NEW YORK - As Russia massed troops on its border with Ukraine and invaded the country at the start of the year, Saudi Arabia's Kingdom Holding quietly invested more than US$600 million (S$844 million) in Russia's three dominant energy companies.
Then, over the summer, as the United States, Canada and several European countries cut oil imports from Russia, Saudi Arabia suddenly doubled the amount of fuel oil it was buying from Russia for its power plants, freeing up its own crude for export.
And, this month, Russia and Saudi Arabia steered the Organisation of the Petroleum Exporting Countries and its allied producers to reduce output targets in an effort to prop up global oil prices, which were falling, a decision that should increase the oil profits of both nations.
Taken together, the moves represent a distinct Saudi tilt toward Moscow and away from the United States, which it has typically aligned itself with.
The Saudi position falls short of an outright political alliance between Crown Prince Mohammed bin Salman of Saudi Arabia and President Vladimir Putin of Russia, but the two leaders have established an arrangement that benefits both sides.
"Obviously, Saudi-Russian ties are deepening," said Bill Richardson, a former US energy secretary and ambassador to the United Nations.
By working more closely with Russia, the Saudis are effectively making it more difficult for the United States and the European Union to isolate Putin.
As Europe gets ready to greatly reduce how much oil it imports from Russia, Saudi Arabia and countries like China and India are stepping in as buyers of last resort.

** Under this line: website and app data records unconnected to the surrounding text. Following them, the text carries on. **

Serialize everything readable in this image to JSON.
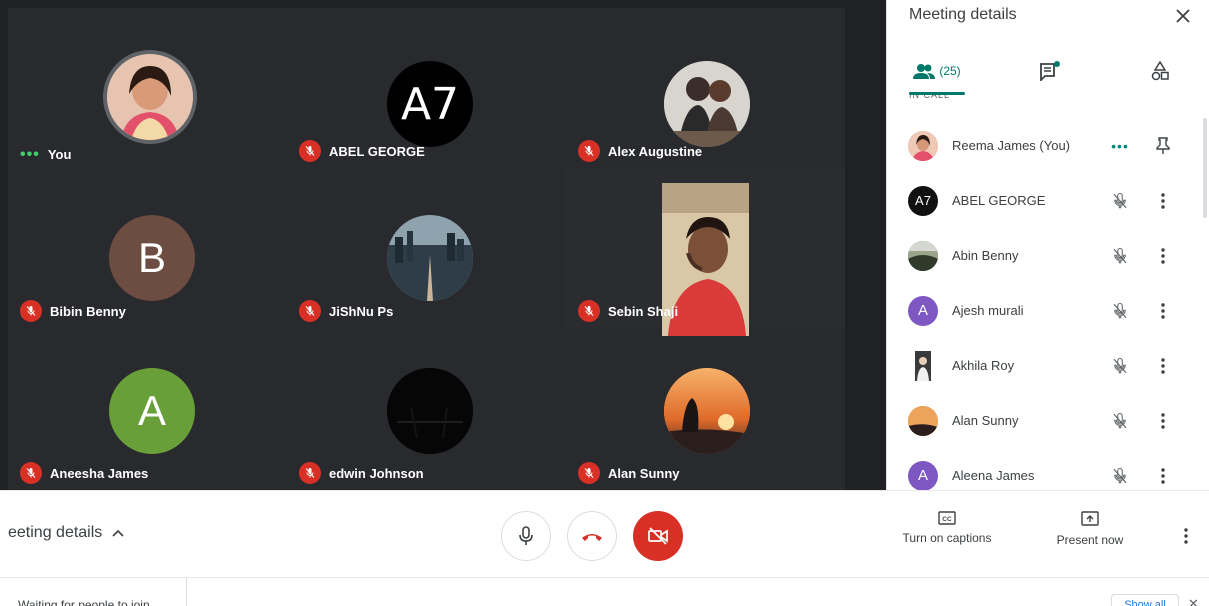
{
  "colors": {
    "grid_bg": "#202124",
    "tile_bg": "#292a2d",
    "mic_off_red": "#d93025",
    "accent_teal": "#00796b",
    "text": "#3c4043",
    "speaking_green": "#3ed06a"
  },
  "tiles": [
    {
      "name": "You",
      "status": "speaking",
      "avatar": {
        "type": "photo",
        "letter": ""
      }
    },
    {
      "name": "ABEL GEORGE",
      "status": "muted",
      "avatar": {
        "type": "initials-image",
        "letter": "A7"
      }
    },
    {
      "name": "Alex Augustine",
      "status": "muted",
      "avatar": {
        "type": "photo",
        "letter": ""
      }
    },
    {
      "name": "Bibin Benny",
      "status": "muted",
      "avatar": {
        "type": "letter",
        "letter": "B",
        "color": "#6d4c41"
      }
    },
    {
      "name": "JiShNu Ps",
      "status": "muted",
      "avatar": {
        "type": "photo",
        "letter": ""
      }
    },
    {
      "name": "Sebin Shaji",
      "status": "muted",
      "avatar": {
        "type": "video",
        "letter": ""
      }
    },
    {
      "name": "Aneesha James",
      "status": "muted",
      "avatar": {
        "type": "letter",
        "letter": "A",
        "color": "#689f38"
      }
    },
    {
      "name": "edwin Johnson",
      "status": "muted",
      "avatar": {
        "type": "photo",
        "letter": ""
      }
    },
    {
      "name": "Alan Sunny",
      "status": "muted",
      "avatar": {
        "type": "photo",
        "letter": ""
      }
    }
  ],
  "panel": {
    "title": "Meeting details",
    "close_icon": "close-icon",
    "tabs": [
      {
        "label": "(25)",
        "icon": "people-icon",
        "active": true
      },
      {
        "label": "",
        "icon": "chat-icon",
        "active": false
      },
      {
        "label": "",
        "icon": "activities-icon",
        "active": false
      }
    ],
    "section_label": "IN CALL",
    "participants": [
      {
        "name": "Reema James (You)",
        "avatar": "photo",
        "letter": "",
        "color": "#e9a28c",
        "status": "speaking"
      },
      {
        "name": "ABEL GEORGE",
        "avatar": "initials-image",
        "letter": "A7",
        "color": "#111111",
        "status": "muted"
      },
      {
        "name": "Abin Benny",
        "avatar": "photo",
        "letter": "",
        "color": "#6b7a5a",
        "status": "muted"
      },
      {
        "name": "Ajesh murali",
        "avatar": "letter",
        "letter": "A",
        "color": "#7e57c2",
        "status": "muted"
      },
      {
        "name": "Akhila Roy",
        "avatar": "photo",
        "letter": "",
        "color": "#3a3a3a",
        "status": "muted"
      },
      {
        "name": "Alan Sunny",
        "avatar": "photo",
        "letter": "",
        "color": "#d98a3f",
        "status": "muted"
      },
      {
        "name": "Aleena James",
        "avatar": "letter",
        "letter": "A",
        "color": "#7e57c2",
        "status": "muted"
      }
    ]
  },
  "bottom_bar": {
    "meeting_details_label": "eeting details",
    "controls": [
      {
        "name": "microphone",
        "icon": "microphone-icon"
      },
      {
        "name": "leave-call",
        "icon": "hang-up-icon"
      },
      {
        "name": "camera-off",
        "icon": "camera-off-icon"
      }
    ],
    "captions_label": "Turn on captions",
    "present_label": "Present now"
  },
  "notification": {
    "text": "Waiting for people to join",
    "show_all_label": "Show all"
  }
}
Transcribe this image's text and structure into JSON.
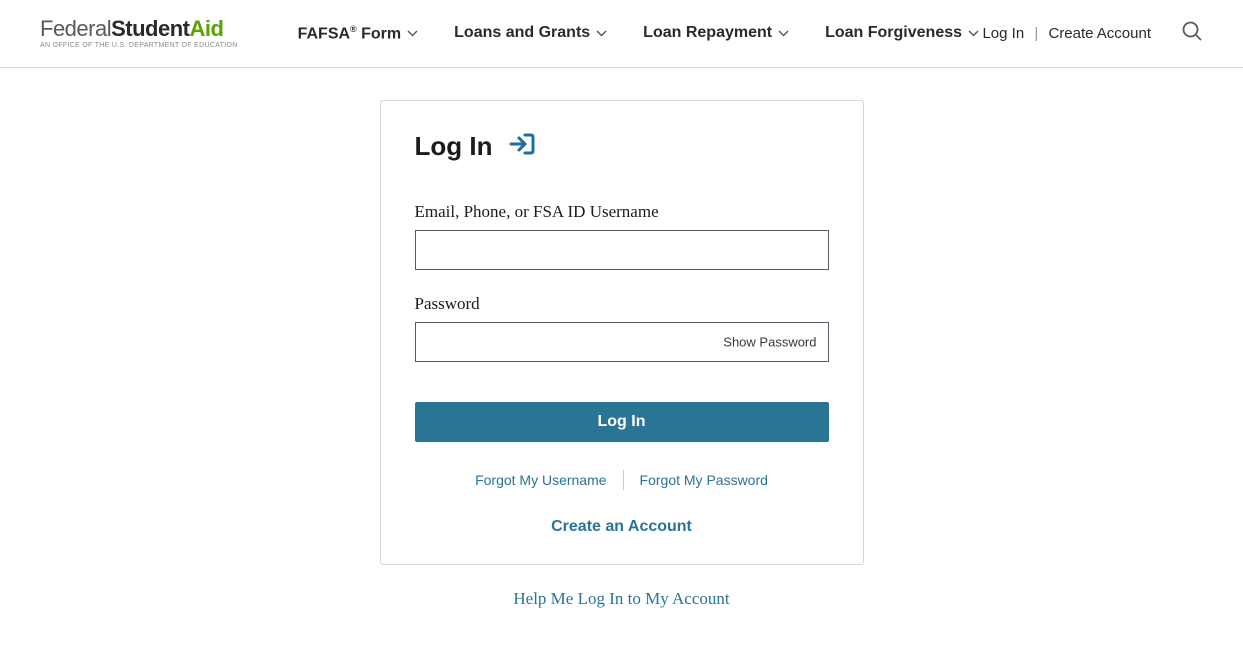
{
  "logo": {
    "federal": "Federal",
    "student": "Student",
    "aid": "Aid",
    "subtitle": "An OFFICE of the U.S. DEPARTMENT of EDUCATION"
  },
  "nav": {
    "items": [
      {
        "label": "FAFSA",
        "suffix": " Form",
        "has_sup": true,
        "sup": "®"
      },
      {
        "label": "Loans and Grants"
      },
      {
        "label": "Loan Repayment"
      },
      {
        "label": "Loan Forgiveness"
      }
    ]
  },
  "header_right": {
    "login": "Log In",
    "create": "Create Account"
  },
  "login_card": {
    "title": "Log In",
    "username_label": "Email, Phone, or FSA ID Username",
    "username_value": "",
    "password_label": "Password",
    "password_value": "",
    "show_password": "Show Password",
    "submit": "Log In",
    "forgot_username": "Forgot My Username",
    "forgot_password": "Forgot My Password",
    "create_account": "Create an Account"
  },
  "help_link": "Help Me Log In to My Account"
}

During the Cold War, Saudi Arabia and the Soviet Union were bitter enemies. Saudi leaders helped finance the insurgency against the Soviet occupation of Afghanistan.
But, in recent years, as hydraulic fracturing of shale fields has led to a boom in US oil and natural gas production that undercuts the power of Opec and other major oil producers like Russia, the two countries have come to see each other as valuable partners with similar interests.
It probably helps that Saudi Arabia is an autocratic kingdom and that Putin has suppressed or eliminated most of his domestic political opposition.
After oil prices collapsed in late 2014 and 2015, Moscow and Riyadh collaborated to prevent US companies from dominating the global energy market.
In 2016, Russia and Saudi Arabia agreed to expand the oil cartel, creating Opec+.
Their partnership has proved enduring with the exception of a brief falling out in early 2020, when the start of the coronavirus pandemic led to a collapse in oil prices and the two countries disagreed on what to do.
"The Russians and Saudis have a similar interest in driving up the price of oil, and the Ukraine war has only reinforced that," said Bruce Riedel, a former Middle East analyst for the CIA and the author of "Kings and Presidents: Saudi Arabia and the United States Since FDR."
Saudi officials have found Russia to be a useful partner in managing Opec+, an often fractious group of oil producers with different ideas of how to manage oil supplies and prices.
The group works closely with Alexander Novak, a former Russian energy minister who is now deputy prime minister.
Analysts describe him as willing to sit with ministers of other oil-producing countries for hours to hear their plans, concerns and grievances.
By announcing a small trim of production earlier this month, Opec+ demonstrated its independence from President Joe Biden, who in July visited Saudi Arabia and exchanged a fist bump with Crown Prince Mohammed.
The visit was widely interpreted as an effort by Biden to restore US-Saudi relations after he criticised the country during the 2020 US presidential election for the killing of Washington Post columnist Jamal Khashoggi.
For months, the president has been encouraging Saudi Arabia to produce more oil.
The cartel's cut in production reversed its policy of gradually increasing production.
Saudi Arabia has often allied itself with the United States, including by quietly backing efforts to improve relations between Israel and its Arab neighbours.
Now, some analysts said, the kingdom appears to be putting a greater emphasis on its financial interests by working closely with Russia even as the United States and Europe seek to isolate and punish Putin for Russia's invasion of Ukraine.
"It's pretty remarkable that Russia has been able to keep Saudi Arabia on side," said Jim Krane, a Middle East expert at Rice University. "Putin's goal is to get between the US and its allies, and, in the case of the US relationship with Saudi Arabia, Putin is making some progress."
Oil executives in the Persian Gulf say Saudi Arabia and other Gulf countries are merely doing what is best for them.
"These decisions are protecting Saudi Arabia's own commercial interests and make tremendous sense from Saudi Arabia's own economic perspective," said Sadad Ibrahim Al Husseini, a former Saudi Aramco executive.
Some Middle East energy executives said the United States and other Western countries had not been reliable partners to oil exporters, in large part because they sought to wean the world off fossil fuels in an effort to address climate change.
"Years of schizophrenic energy policy in Europe and the US have resulted in significant energy security vulnerabilities that large producers are adapting to," said Badr H. Jafar, the president of Crescent Petroleum, an oil company in the United Arab Emirates.
"And the energy chessboard is likely to keep shifting in the months and years to come."